Fifth Sunday of Lent – Year A “Solidarity Sunday”
[Ezekiel 37:12-14; Psalm 130; Romans 8:8-11; John 11:1-45]
In early February, we all received the heartbreaking news of the terrible earthquake that rocked Turkey and Syria. Many thousands died, and thousands more were left homeless. Catholic organizations rushed to give assistance to the suffering people. Among them was the Canadian Catholic Organization for Development and Peace. As a member of the international Catholic aid network Caritas Internationalis, Development and Peace worked with Caritas partners in both Turkey and Syria to deliver the financial assistance donated by people like yourselves and many others throughout the Archdiocese and the rest of the Church in Canada.
I bring this to mind because on this day we call Solidarity Sunday, the Church in Canada focuses upon the good work of Development and Peace, and invites all her members to offer their support so as thus to stand in effective solidarity with the poor and needy of the world. The biblical imperative to this solidarity pervades the entire Bible. Today, the text we hear from Saint John’s Gospel grounds our understanding and conviction that works of charity and advocacy for justice are constitutive elements of our lives as followers of Jesus Christ.
Saint John recounts the astonishing account of Jesus raising his friend Lazarus from the dead. As we ponder this story, we can appreciate how Lazarus represents symbolically the plight of the countless people today who suffer from various forms of injustice. The narrative also helps us to see that the unique power of Jesus to restore people to life is now active in and through his Church.
Let’s begin with Lazarus. He is dead, bound, and buried. This is reflective of the plight of much of humanity today. We have already recalled the need to respond when people are literally entombed in rubble caused by natural calamities. We can think, too, of the innumerable men, women, and children of our day bound tightly in shrouds of injustice or buried under the weight of oppression.

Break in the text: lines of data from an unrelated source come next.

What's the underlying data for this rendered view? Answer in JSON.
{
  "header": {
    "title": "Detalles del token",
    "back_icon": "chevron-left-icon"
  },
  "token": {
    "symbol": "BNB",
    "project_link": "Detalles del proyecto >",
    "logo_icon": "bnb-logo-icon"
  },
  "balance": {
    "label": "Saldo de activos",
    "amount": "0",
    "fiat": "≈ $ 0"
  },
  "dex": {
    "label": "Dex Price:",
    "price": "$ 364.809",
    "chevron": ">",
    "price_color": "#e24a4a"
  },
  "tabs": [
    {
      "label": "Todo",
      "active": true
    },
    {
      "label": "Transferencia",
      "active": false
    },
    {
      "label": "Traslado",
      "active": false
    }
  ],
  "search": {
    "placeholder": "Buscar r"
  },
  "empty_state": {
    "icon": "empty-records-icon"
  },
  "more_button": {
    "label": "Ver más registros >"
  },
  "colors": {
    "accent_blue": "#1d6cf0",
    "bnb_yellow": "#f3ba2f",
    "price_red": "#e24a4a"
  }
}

Furthermore, we might also recognize ourselves in the people gathered with Jesus outside the tomb of Lazarus. They wanted to help but knew they were powerless to restore Lazarus to life. Here we see reflected our own incapacities in the face of the enormous problems endured by the poor of the world today. Like the people in the Gospel, our desire to assist is met with the stark reality of limit, even impossibility. But as the Gospel also shows, desire confronts limit only until it meets Jesus Christ. In that encounter, the impossible becomes possible, and people are set free.
The unlimited power of Jesus Christ is on full display in the event recalled by the biblical text. At the word of command uttered by Jesus, Lazarus is restored to life and comes forth from the tomb. The impossible is rendered possible. Here is manifested the fullness of divine power at work in the human body of Jesus. Following his resurrection and by the gift of the Holy Spirit, that same power is at work in his Mystical Body, which is the Church. Now, as Saint Paul teaches, it is the power of his death and resurrection, what we call his Paschal Mystery. This power reaches us in the sacraments, calls us forth from the tomb of sin, and liberates us to love God and serve our neighbour. Transformed and strengthened by the Lord’s life-giving power, we now hear addressed to us the command Jesus gave to the onlookers outside the tomb of Lazarus: “Unbind him. Let him go free.” The duty to which we are summoned as followers of the Lord is to draw near to people who suffer with the good news of God’s love, and help them receive that love as the power that frees them from all that holds them bound.
In Catholic Social Teaching, the word we give to this is “solidarity”. We stand in solidarity with others in need when we recognize our common humanity under God, give them concrete assistance, and work side by side with them in the pursuit of justice and peace. As members of the Church, we do not do this as if we were part of just another NGO. No, we do so as followers of Christ, impelled by the Lord’s love for all, especially those in need, and aware that his love is powerfully at work in and through us to call people to life and set them free.
Confidence in the power of God’s love to effect change and give hope was the motivation behind the establishment by Canada’s Bishops of Development and Peace. It remains the reason that members of this Catholic organization continue to partner with Caritas Internationalis to give emergency relief throughout the world, and with a variety of other partners in the Global South to stand with the poor and advocate on their behalf. I witnessed personally much of this good work when, a few years ago, I visited the country of Haiti. It is replicated in many other parts of the world and relies upon our support.
Our greatest reliance, of course, is upon Jesus Christ, the Crucified and Risen Lord. In solidarity with his wounded and suffering people, he, the Son of God, became one of us in the Incarnation. In fulfillment of the Father’s will to unbind us and set us free, he gave his life on the Cross and rose from the dead. That very same self-gift, once offered on Calvary for all, is rendered present here on our altar, to fill us with the grace of liberation and peace. Empowered by this wondrous sacrament, may we go forth as followers of Christ to bring the Lord’s own solidarity to anyone in need, and share with them his love, which frees them from all that holds them captive and summons them to new life.
Most Reverend Richard W. Smith
Saint Edmund Parish
March 26th, 2023